Herbie Hancock's iconic releases Fat Albert Rotunda, Mwandishi and Crossings
Herbie Hancock is one of the most prolific jazz pianists of the 20th century. A child prodigy, he played with the greats such as Donald Byrd and Miles Davis. As he was a bit of a geek, he enjoyed gadgets & buttons and he was one of the first to embrace and master the electric piano, but he always stayed true to the acoustic sound. In fact, he always bounced back and forth between his electronic and acoustic sound, touching upon almost every development in R&B, Funk and Jazz while retaining an original and distinctive voice.
Music On Vinyl releases three well-known Herbie Hancock albums from the late '60s/ early '70s. Fat Albert Rotunda is his venture into jazz-funk, centered around the music Hancock wrote the Fat Albert cartoon show. It's is a unique item in Herbie Hancock's long and diverse catalog. Mwandishi is one of his first departures from his traditional jazz sounds. The album, which was recorded in a single session on New Year's Eve, is a much more electronic effort compared to his earlier works. It was one step forward into the future of jazz. Crossings is the second album in the experimental sextet trilogy Herbie released in the early 1970s. His electronic movements are further explored and the whole sound comes alive in the three long tracks on this record. Over forty years later this album still sounds incredibly ahead of its time.
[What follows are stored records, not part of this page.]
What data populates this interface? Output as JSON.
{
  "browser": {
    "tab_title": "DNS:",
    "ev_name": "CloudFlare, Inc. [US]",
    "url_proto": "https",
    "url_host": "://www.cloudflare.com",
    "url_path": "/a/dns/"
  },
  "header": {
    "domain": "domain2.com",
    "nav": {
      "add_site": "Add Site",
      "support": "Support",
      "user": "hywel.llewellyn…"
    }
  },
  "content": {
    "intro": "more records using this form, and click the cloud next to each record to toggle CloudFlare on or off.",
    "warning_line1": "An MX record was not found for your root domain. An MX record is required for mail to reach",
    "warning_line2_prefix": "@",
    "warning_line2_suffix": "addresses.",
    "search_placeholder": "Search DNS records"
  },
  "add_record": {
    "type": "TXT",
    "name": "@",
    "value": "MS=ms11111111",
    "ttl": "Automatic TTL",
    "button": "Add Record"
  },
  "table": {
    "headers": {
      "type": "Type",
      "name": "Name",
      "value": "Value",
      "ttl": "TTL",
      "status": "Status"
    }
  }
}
Mwandishi is one of Herbie Hancock's first departures from his traditional jazz sounds. The music on Mwandishi is beautifully atmospheric and the long tracks leave plenty of space for improvisations by the group. A fantastic recording with sonic layers of earth, existence and expression.
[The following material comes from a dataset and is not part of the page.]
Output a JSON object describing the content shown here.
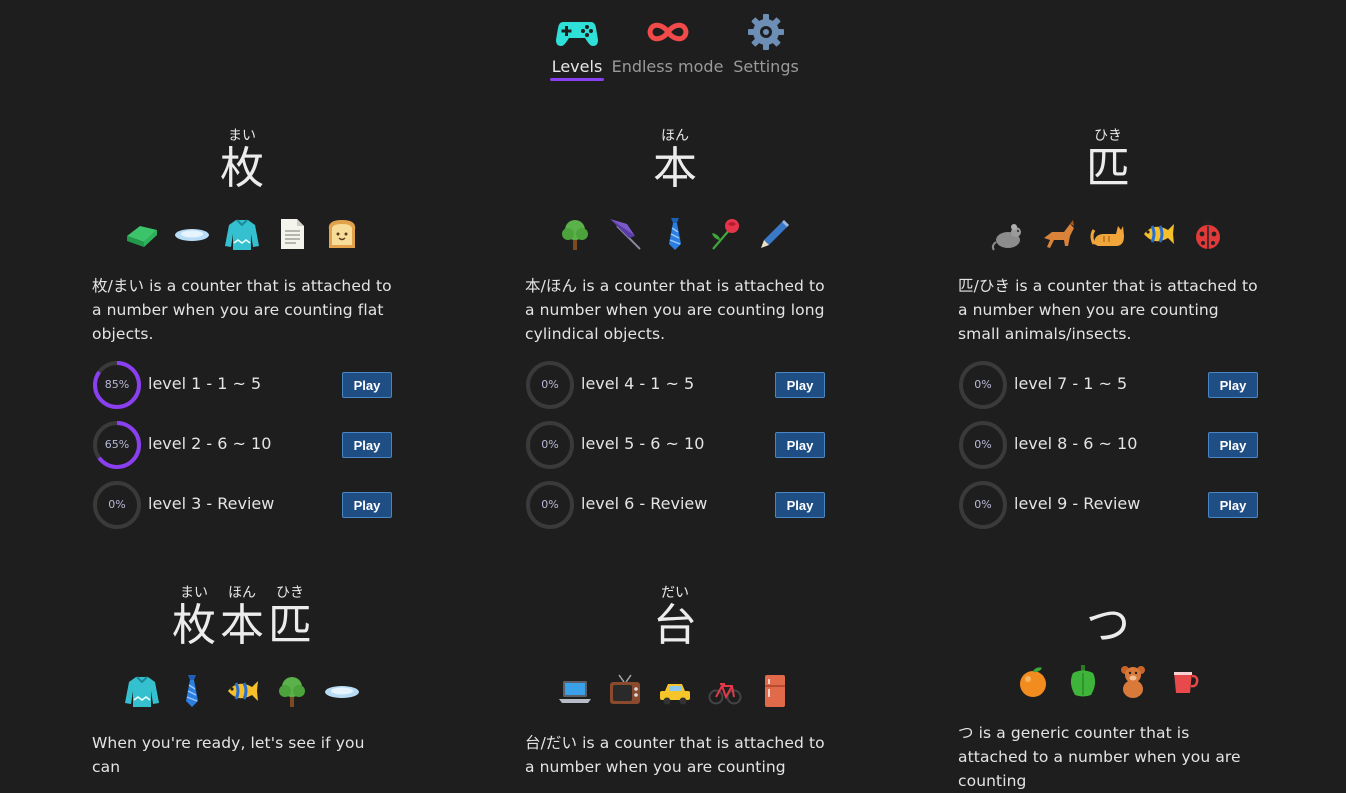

Fat Albert Rotunda is the venture into jazz-funk by keyboardist Herbie Hancock. Fat Albert Rotunda is a unique item in Herbie Hancock's long and diverse catalog, with funky tracks like "Fat Mama" and modern jazz-oriented tunes like "Tell Me A Bedtime Story". The sextet which is backing Hancock consists of some of the most prominent musicians of that time, like Joe Henderson on tenor sax, Johnny Coles on trumpet and Buster Williams on the bass.